◆ EXERCISE PROMPT ◆
Copy out all lines in the data below containing the string "Remove".

#### DATASET CONTENT

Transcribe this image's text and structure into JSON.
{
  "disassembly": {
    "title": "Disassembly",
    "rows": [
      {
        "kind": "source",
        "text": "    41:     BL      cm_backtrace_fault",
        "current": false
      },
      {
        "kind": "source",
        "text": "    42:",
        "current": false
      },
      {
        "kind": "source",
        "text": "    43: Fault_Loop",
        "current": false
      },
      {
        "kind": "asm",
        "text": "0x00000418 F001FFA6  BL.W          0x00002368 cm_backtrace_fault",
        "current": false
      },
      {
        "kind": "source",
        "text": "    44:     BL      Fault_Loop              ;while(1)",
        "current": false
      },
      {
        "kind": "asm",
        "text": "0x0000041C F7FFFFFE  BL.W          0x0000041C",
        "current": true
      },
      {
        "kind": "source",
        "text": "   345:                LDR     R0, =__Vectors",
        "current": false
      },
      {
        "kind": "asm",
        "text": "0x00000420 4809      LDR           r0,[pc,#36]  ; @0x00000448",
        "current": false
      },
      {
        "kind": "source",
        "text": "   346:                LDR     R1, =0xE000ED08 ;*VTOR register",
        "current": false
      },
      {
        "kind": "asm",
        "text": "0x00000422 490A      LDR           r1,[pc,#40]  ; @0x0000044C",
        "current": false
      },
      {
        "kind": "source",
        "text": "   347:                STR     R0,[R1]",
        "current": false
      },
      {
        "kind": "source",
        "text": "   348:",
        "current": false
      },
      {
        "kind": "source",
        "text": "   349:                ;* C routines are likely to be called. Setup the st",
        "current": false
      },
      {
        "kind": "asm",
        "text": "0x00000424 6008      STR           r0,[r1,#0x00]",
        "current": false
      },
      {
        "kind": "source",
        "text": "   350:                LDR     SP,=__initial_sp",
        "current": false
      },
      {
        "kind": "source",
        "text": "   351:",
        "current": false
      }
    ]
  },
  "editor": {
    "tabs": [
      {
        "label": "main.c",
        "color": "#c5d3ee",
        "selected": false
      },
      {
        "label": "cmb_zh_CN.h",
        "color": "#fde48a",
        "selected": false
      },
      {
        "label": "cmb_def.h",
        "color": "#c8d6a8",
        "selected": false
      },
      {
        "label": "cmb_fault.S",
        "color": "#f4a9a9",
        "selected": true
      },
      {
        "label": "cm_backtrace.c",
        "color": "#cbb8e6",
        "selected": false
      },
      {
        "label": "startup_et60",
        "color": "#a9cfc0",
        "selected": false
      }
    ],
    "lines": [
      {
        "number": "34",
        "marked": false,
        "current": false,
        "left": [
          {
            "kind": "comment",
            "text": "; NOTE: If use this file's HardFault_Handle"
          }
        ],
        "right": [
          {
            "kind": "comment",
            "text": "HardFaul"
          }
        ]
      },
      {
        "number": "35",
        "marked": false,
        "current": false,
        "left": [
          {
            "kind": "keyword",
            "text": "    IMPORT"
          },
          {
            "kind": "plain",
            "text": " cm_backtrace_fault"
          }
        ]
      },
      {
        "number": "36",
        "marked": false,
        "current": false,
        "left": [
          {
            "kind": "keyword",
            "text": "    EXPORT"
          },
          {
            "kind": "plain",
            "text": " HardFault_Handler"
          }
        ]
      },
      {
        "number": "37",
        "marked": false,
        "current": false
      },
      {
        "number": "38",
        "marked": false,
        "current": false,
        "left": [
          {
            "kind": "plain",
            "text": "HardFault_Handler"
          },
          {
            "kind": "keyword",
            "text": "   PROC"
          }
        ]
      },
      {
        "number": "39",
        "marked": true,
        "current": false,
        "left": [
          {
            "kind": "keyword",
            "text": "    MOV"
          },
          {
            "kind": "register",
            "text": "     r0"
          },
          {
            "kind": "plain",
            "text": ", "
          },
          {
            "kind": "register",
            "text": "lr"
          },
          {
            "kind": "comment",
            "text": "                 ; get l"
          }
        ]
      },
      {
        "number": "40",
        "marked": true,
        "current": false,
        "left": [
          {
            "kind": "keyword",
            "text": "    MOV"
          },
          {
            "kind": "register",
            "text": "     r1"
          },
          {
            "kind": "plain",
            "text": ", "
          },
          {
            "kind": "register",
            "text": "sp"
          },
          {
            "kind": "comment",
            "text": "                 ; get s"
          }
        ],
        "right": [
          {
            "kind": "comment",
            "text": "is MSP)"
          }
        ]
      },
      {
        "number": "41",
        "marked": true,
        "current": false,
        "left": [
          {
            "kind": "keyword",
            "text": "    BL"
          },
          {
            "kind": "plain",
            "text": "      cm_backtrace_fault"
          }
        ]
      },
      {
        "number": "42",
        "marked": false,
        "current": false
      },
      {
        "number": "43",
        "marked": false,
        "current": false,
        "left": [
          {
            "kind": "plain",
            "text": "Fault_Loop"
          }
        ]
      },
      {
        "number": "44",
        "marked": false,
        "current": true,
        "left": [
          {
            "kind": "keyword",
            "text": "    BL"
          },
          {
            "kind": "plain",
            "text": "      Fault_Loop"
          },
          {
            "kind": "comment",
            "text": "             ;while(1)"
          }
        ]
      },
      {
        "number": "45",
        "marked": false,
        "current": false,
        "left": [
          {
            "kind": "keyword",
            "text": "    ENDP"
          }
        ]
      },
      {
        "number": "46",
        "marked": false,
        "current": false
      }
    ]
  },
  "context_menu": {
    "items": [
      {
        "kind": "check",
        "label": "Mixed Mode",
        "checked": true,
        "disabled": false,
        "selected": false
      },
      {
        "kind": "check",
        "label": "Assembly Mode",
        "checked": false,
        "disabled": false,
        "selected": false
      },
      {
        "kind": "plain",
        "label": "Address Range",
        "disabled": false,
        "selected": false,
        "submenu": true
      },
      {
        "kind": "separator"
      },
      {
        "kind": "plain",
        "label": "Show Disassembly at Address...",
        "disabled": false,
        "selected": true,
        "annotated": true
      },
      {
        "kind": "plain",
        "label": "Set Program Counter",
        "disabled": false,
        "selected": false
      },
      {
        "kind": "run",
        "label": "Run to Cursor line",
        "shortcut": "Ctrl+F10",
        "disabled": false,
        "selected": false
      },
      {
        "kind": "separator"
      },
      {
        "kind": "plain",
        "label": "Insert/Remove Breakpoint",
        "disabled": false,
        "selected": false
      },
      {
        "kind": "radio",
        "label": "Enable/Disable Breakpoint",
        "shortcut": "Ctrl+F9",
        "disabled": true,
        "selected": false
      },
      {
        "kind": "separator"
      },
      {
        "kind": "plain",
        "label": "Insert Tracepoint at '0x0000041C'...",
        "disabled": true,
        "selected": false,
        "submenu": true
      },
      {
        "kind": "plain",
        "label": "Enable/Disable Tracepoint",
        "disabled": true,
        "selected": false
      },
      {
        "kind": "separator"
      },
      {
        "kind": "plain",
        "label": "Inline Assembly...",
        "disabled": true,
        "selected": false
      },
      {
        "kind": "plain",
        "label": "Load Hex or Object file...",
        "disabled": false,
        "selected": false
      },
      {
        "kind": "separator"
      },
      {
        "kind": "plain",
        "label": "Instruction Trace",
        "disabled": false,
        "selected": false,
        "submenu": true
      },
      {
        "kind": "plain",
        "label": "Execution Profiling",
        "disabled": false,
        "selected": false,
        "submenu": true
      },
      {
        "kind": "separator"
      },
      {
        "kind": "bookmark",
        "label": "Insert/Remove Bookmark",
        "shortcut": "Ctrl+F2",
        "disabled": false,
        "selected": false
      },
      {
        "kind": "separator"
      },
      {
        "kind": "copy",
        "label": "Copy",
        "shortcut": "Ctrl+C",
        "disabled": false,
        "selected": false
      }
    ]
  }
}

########

◆ EXERCISE RESULT ◆
        "label": "Insert/Remove Breakpoint",
        "label": "Insert/Remove Bookmark",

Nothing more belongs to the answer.